Task instructions
Begin your copy at the line that holds "Output a JSON" and carry it through the final line of the data, writing out each line exactly and omitting pictures.

###

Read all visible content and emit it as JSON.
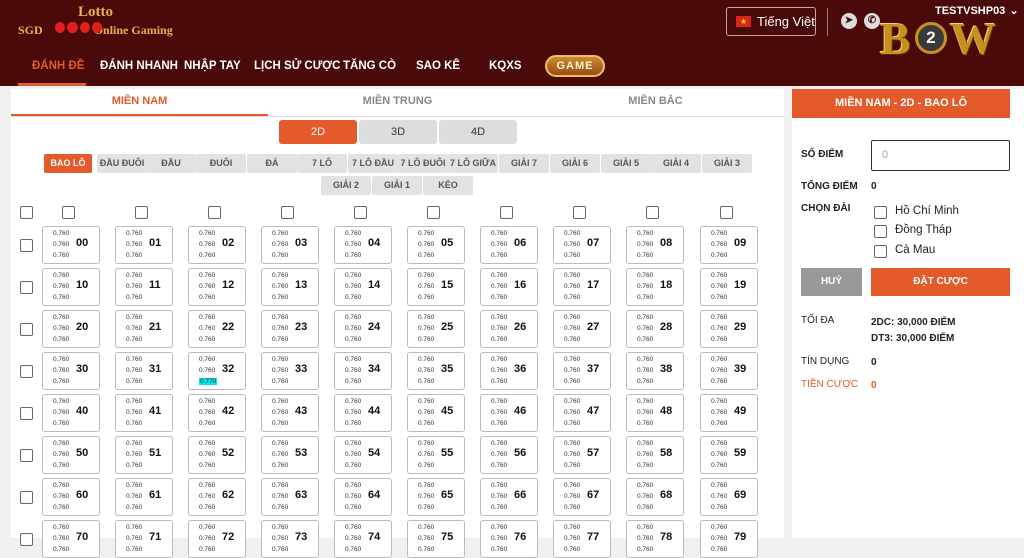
{
  "logo": {
    "line1": "Lotto",
    "line2": "SGD",
    "line3": "Online Gaming"
  },
  "header": {
    "language": "Tiếng Việt",
    "user": "TESTVSHP03",
    "brand_left": "B",
    "brand_mid": "2",
    "brand_right": "W",
    "chevron": "⌄"
  },
  "nav": {
    "items": [
      "ĐÁNH ĐỀ",
      "ĐÁNH NHANH",
      "NHẬP TAY",
      "LỊCH SỬ CƯỢC",
      "TĂNG CÒ",
      "SAO KÊ",
      "KQXS"
    ],
    "game": "GAME"
  },
  "regions": [
    "MIỀN NAM",
    "MIỀN TRUNG",
    "MIỀN BẮC"
  ],
  "digits": [
    "2D",
    "3D",
    "4D"
  ],
  "bet_types": [
    "BAO LÔ",
    "ĐẦU ĐUÔI",
    "ĐẦU",
    "ĐUÔI",
    "ĐÁ",
    "7 LÔ",
    "7 LÔ ĐẦU",
    "7 LÔ ĐUÔI",
    "7 LÔ GIỮA",
    "GIẢI 7",
    "GIẢI 6",
    "GIẢI 5",
    "GIẢI 4",
    "GIẢI 3",
    "GIẢI 2",
    "GIẢI 1",
    "KÉO"
  ],
  "odds": {
    "default": "0.760",
    "highlighted": "0.770"
  },
  "numbers": [
    "00",
    "01",
    "02",
    "03",
    "04",
    "05",
    "06",
    "07",
    "08",
    "09",
    "10",
    "11",
    "12",
    "13",
    "14",
    "15",
    "16",
    "17",
    "18",
    "19",
    "20",
    "21",
    "22",
    "23",
    "24",
    "25",
    "26",
    "27",
    "28",
    "29",
    "30",
    "31",
    "32",
    "33",
    "34",
    "35",
    "36",
    "37",
    "38",
    "39",
    "40",
    "41",
    "42",
    "43",
    "44",
    "45",
    "46",
    "47",
    "48",
    "49",
    "50",
    "51",
    "52",
    "53",
    "54",
    "55",
    "56",
    "57",
    "58",
    "59",
    "60",
    "61",
    "62",
    "63",
    "64",
    "65",
    "66",
    "67",
    "68",
    "69",
    "70",
    "71",
    "72",
    "73",
    "74",
    "75",
    "76",
    "77",
    "78",
    "79"
  ],
  "side": {
    "title": "MIỀN NAM - 2D - BAO LÔ",
    "so_diem_label": "SỐ ĐIỂM",
    "so_diem_placeholder": "0",
    "tong_diem_label": "TỔNG ĐIỂM",
    "tong_diem_value": "0",
    "chon_dai_label": "CHỌN ĐÀI",
    "dai": [
      "Hồ Chí Minh",
      "Đồng Tháp",
      "Cà Mau"
    ],
    "huy": "HUỶ",
    "dat_cuoc": "ĐẶT CƯỢC",
    "toi_da_label": "TỐI ĐA",
    "toi_da_1": "2DC: 30,000 ĐIỂM",
    "toi_da_2": "DT3: 30,000 ĐIỂM",
    "tin_dung_label": "TÍN DỤNG",
    "tin_dung_value": "0",
    "tien_cuoc_label": "TIỀN CƯỢC",
    "tien_cuoc_value": "0"
  },
  "colors": {
    "header_bg": "#4a0a0a",
    "accent": "#e55a2a",
    "highlight": "#00e5e5"
  }
}
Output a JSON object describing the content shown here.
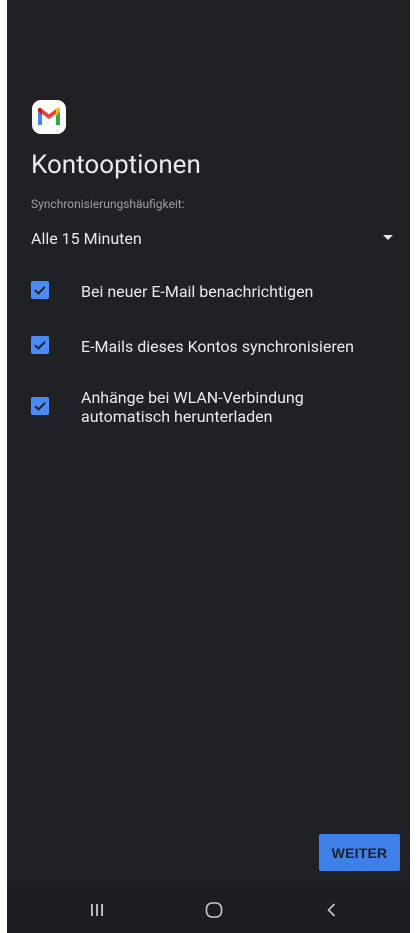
{
  "screen": {
    "title": "Kontooptionen",
    "logo_icon": "gmail-logo-icon"
  },
  "sync": {
    "label": "Synchronisierungshäufigkeit:",
    "selected_value": "Alle 15 Minuten",
    "arrow_icon": "dropdown-arrow-icon"
  },
  "options": [
    {
      "label_line1": "Bei neuer E-Mail benachrichtigen",
      "label_line2": "",
      "checked": true
    },
    {
      "label_line1": "E-Mails dieses Kontos synchronisieren",
      "label_line2": "",
      "checked": true
    },
    {
      "label_line1": "Anhänge bei WLAN-Verbindung",
      "label_line2": "automatisch herunterladen",
      "checked": true
    }
  ],
  "actions": {
    "next_label": "WEITER"
  },
  "nav": {
    "recents_icon": "recent-apps-icon",
    "home_icon": "home-icon",
    "back_icon": "back-icon"
  },
  "colors": {
    "background": "#202125",
    "accent": "#4b8bf5",
    "text": "#e8eaed",
    "secondary_text": "#9aa0a6"
  }
}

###

Answer to this task
Output a JSON object describing the content shown here.
{
  "screen": {
    "title": "Kontooptionen",
    "logo_icon": "gmail-logo-icon"
  },
  "sync": {
    "label": "Synchronisierungshäufigkeit:",
    "selected_value": "Alle 15 Minuten",
    "arrow_icon": "dropdown-arrow-icon"
  },
  "options": [
    {
      "label_line1": "Bei neuer E-Mail benachrichtigen",
      "label_line2": "",
      "checked": true
    },
    {
      "label_line1": "E-Mails dieses Kontos synchronisieren",
      "label_line2": "",
      "checked": true
    },
    {
      "label_line1": "Anhänge bei WLAN-Verbindung",
      "label_line2": "automatisch herunterladen",
      "checked": true
    }
  ],
  "actions": {
    "next_label": "WEITER"
  },
  "nav": {
    "recents_icon": "recent-apps-icon",
    "home_icon": "home-icon",
    "back_icon": "back-icon"
  },
  "colors": {
    "background": "#202125",
    "accent": "#4b8bf5",
    "text": "#e8eaed",
    "secondary_text": "#9aa0a6"
  }
}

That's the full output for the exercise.